[Start of section]
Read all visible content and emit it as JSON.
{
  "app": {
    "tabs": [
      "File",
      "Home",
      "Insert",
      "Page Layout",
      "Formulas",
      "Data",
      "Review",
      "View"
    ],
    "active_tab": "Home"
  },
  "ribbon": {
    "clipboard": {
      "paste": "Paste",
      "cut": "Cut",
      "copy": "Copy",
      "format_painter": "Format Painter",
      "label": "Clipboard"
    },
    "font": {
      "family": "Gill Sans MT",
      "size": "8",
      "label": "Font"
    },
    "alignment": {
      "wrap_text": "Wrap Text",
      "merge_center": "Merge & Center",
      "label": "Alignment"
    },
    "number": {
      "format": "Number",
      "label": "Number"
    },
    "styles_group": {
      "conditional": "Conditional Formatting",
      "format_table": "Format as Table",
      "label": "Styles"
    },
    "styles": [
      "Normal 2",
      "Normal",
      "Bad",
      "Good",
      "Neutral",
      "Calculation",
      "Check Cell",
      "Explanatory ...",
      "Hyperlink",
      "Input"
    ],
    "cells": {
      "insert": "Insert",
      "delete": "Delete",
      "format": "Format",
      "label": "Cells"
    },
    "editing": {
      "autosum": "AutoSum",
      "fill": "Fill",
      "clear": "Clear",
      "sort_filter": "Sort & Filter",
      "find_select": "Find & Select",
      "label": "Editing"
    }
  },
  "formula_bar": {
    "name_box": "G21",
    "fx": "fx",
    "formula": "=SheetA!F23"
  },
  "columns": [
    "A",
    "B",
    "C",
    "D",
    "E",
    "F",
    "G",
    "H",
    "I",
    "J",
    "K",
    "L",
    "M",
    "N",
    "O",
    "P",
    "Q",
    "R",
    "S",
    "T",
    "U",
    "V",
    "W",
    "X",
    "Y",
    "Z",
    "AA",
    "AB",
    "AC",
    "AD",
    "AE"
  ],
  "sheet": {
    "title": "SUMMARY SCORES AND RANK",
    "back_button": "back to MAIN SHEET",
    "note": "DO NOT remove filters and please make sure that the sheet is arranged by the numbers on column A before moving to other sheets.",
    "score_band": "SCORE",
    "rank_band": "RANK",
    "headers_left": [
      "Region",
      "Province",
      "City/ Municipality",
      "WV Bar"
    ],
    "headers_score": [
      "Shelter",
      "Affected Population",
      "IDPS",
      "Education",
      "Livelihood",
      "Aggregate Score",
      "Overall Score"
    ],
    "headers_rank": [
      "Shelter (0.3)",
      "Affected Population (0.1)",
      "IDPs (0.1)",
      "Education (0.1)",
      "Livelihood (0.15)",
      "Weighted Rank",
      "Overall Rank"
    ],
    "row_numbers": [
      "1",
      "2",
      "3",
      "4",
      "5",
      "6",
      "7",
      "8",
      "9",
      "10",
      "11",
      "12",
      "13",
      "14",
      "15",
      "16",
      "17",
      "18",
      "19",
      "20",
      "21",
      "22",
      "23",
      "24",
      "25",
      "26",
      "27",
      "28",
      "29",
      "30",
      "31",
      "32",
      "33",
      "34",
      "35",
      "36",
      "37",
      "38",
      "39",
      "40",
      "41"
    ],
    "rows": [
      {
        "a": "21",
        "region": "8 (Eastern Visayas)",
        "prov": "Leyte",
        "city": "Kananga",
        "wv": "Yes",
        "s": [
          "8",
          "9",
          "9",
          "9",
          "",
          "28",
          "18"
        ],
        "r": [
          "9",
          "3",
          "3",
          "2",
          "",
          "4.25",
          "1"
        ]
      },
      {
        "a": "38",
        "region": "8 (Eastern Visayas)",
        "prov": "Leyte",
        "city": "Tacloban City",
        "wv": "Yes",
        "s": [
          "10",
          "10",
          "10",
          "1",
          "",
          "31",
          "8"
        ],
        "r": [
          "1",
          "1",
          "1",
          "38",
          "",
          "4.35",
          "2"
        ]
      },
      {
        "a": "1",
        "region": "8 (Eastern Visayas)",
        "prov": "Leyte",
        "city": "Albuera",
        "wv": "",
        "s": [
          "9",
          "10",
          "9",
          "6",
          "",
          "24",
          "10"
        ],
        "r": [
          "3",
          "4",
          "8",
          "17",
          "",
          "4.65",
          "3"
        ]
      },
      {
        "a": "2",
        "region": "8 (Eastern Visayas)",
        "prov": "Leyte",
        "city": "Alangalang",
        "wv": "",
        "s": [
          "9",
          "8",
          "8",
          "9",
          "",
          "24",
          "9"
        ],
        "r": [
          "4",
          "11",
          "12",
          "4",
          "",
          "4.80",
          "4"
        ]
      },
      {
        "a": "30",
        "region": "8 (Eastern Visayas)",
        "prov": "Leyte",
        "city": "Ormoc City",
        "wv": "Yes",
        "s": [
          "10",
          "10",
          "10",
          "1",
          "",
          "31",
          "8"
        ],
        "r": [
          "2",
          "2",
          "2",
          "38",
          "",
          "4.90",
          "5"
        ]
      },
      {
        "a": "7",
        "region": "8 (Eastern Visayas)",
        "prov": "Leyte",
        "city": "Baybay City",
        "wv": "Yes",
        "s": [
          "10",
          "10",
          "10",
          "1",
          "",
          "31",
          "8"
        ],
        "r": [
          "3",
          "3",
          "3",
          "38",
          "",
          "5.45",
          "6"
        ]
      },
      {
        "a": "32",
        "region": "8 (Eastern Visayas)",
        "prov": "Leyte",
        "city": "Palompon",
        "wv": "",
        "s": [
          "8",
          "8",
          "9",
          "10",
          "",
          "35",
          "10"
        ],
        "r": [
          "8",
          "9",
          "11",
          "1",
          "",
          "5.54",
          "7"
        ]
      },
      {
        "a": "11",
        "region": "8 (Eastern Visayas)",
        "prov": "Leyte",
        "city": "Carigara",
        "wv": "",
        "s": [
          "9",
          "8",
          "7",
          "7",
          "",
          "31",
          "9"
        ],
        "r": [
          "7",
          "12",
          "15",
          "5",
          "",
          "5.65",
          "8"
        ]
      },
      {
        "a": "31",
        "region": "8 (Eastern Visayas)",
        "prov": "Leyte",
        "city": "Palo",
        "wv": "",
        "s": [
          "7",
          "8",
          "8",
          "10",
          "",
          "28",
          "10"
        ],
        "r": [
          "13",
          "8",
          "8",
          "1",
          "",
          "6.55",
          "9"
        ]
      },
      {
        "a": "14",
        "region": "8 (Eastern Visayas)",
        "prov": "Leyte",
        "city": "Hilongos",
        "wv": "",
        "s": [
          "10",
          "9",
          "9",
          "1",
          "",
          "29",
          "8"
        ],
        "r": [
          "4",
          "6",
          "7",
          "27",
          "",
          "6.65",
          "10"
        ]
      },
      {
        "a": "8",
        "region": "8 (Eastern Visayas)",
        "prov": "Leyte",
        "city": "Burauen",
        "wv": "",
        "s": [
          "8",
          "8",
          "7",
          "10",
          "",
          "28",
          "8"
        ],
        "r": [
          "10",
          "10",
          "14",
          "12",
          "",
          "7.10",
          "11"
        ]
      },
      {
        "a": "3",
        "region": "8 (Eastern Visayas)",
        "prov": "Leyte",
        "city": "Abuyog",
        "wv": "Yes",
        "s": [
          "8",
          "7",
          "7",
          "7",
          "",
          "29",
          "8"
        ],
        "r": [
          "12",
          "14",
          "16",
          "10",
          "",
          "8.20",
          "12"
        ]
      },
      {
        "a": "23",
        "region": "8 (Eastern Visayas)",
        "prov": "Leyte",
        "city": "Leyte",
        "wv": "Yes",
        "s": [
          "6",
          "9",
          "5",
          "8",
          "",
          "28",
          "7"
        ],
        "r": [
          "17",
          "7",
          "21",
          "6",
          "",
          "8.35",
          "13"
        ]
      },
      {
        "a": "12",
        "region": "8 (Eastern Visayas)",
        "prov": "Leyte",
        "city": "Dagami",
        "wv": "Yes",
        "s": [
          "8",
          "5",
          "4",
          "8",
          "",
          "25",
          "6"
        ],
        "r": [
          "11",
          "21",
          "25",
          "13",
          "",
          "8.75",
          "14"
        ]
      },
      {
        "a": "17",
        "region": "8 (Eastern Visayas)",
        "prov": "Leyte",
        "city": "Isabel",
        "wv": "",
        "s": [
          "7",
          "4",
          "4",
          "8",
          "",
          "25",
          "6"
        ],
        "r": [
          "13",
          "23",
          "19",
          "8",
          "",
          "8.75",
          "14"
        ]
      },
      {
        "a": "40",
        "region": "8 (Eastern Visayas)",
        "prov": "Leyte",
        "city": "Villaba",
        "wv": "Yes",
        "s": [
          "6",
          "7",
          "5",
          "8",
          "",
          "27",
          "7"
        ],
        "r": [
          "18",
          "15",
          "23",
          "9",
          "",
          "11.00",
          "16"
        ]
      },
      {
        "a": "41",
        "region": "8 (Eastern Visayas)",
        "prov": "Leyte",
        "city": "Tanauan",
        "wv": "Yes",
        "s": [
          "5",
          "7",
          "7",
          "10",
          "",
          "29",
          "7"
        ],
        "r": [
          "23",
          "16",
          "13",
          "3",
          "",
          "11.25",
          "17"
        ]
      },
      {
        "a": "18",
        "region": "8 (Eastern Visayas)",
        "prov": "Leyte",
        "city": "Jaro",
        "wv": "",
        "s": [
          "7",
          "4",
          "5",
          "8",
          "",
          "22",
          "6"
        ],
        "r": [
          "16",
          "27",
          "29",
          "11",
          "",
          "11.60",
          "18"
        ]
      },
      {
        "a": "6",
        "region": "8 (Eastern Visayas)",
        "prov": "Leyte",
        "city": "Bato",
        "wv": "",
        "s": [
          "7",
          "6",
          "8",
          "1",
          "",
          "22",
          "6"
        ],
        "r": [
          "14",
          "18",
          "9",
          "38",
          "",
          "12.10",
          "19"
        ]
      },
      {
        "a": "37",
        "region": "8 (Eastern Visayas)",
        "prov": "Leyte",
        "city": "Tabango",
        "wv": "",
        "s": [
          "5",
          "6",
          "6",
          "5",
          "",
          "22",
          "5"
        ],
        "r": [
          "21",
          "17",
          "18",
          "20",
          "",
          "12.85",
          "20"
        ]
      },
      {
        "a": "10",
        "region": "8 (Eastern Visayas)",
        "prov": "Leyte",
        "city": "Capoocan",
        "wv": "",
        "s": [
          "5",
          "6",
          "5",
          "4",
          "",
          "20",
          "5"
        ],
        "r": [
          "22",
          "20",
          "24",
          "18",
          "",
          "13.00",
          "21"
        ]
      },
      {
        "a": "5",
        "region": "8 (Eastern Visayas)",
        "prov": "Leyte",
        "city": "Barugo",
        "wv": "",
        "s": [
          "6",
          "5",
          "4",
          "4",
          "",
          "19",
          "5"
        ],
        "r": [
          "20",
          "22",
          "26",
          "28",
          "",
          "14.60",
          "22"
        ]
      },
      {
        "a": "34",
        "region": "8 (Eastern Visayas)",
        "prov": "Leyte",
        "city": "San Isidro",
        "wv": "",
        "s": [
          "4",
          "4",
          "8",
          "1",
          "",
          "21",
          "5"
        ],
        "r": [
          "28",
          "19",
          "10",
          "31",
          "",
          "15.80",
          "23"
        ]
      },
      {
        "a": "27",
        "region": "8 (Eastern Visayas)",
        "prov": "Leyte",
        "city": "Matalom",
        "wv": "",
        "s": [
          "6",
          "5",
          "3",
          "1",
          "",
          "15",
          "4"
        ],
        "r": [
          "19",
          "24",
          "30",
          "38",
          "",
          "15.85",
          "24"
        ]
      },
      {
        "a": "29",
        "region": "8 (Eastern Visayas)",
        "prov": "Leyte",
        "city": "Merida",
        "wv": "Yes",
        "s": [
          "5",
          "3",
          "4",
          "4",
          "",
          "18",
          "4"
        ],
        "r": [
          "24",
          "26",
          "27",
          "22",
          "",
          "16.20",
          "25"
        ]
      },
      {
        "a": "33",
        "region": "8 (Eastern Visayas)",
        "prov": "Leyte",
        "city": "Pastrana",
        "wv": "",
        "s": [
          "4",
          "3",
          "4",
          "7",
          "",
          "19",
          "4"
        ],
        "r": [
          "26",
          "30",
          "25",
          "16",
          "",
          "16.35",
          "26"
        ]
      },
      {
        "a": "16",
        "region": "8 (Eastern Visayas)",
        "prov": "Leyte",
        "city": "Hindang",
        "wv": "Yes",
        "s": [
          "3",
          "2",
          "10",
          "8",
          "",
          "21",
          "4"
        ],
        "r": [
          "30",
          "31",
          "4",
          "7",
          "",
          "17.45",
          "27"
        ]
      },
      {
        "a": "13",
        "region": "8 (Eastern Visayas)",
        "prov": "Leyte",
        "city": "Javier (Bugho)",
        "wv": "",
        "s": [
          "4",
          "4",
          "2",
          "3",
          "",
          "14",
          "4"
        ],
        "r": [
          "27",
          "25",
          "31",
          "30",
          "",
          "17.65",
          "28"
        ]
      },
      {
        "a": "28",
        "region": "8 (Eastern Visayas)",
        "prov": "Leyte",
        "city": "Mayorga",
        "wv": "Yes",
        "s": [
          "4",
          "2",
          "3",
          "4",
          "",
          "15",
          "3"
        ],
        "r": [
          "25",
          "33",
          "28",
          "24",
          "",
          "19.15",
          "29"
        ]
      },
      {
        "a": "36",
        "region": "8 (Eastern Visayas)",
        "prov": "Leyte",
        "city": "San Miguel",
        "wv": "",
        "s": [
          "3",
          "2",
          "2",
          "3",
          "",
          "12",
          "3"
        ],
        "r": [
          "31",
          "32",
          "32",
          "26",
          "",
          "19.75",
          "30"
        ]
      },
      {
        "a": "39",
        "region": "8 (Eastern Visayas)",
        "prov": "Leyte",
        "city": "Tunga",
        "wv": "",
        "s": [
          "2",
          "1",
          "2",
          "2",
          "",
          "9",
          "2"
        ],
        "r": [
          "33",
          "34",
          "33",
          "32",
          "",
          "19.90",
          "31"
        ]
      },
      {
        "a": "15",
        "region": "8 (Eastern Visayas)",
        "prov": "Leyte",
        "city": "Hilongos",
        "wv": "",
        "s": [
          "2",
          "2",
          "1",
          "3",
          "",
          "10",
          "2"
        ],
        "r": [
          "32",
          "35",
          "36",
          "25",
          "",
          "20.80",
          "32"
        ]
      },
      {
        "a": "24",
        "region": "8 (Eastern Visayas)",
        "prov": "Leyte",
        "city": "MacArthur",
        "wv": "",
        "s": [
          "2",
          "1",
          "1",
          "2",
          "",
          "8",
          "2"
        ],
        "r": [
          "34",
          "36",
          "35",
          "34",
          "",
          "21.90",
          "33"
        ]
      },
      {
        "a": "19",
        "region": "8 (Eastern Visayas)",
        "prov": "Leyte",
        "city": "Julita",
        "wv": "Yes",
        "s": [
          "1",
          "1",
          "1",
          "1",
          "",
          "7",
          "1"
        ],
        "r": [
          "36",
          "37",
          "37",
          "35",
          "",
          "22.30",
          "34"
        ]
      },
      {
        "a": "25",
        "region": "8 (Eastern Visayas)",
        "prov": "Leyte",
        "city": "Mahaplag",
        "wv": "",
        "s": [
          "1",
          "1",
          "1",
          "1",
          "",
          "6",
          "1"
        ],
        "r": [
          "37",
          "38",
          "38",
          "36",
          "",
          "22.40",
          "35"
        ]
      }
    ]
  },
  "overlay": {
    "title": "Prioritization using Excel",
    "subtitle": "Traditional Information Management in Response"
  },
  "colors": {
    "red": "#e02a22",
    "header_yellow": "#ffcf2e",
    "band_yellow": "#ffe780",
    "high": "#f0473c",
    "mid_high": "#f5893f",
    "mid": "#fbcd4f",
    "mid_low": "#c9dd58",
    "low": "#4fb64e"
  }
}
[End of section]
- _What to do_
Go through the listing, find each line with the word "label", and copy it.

- _Your response_
      "label": "Clipboard"
      "label": "Font"
      "label": "Alignment"
      "label": "Number"
      "label": "Styles"
      "label": "Cells"
      "label": "Editing"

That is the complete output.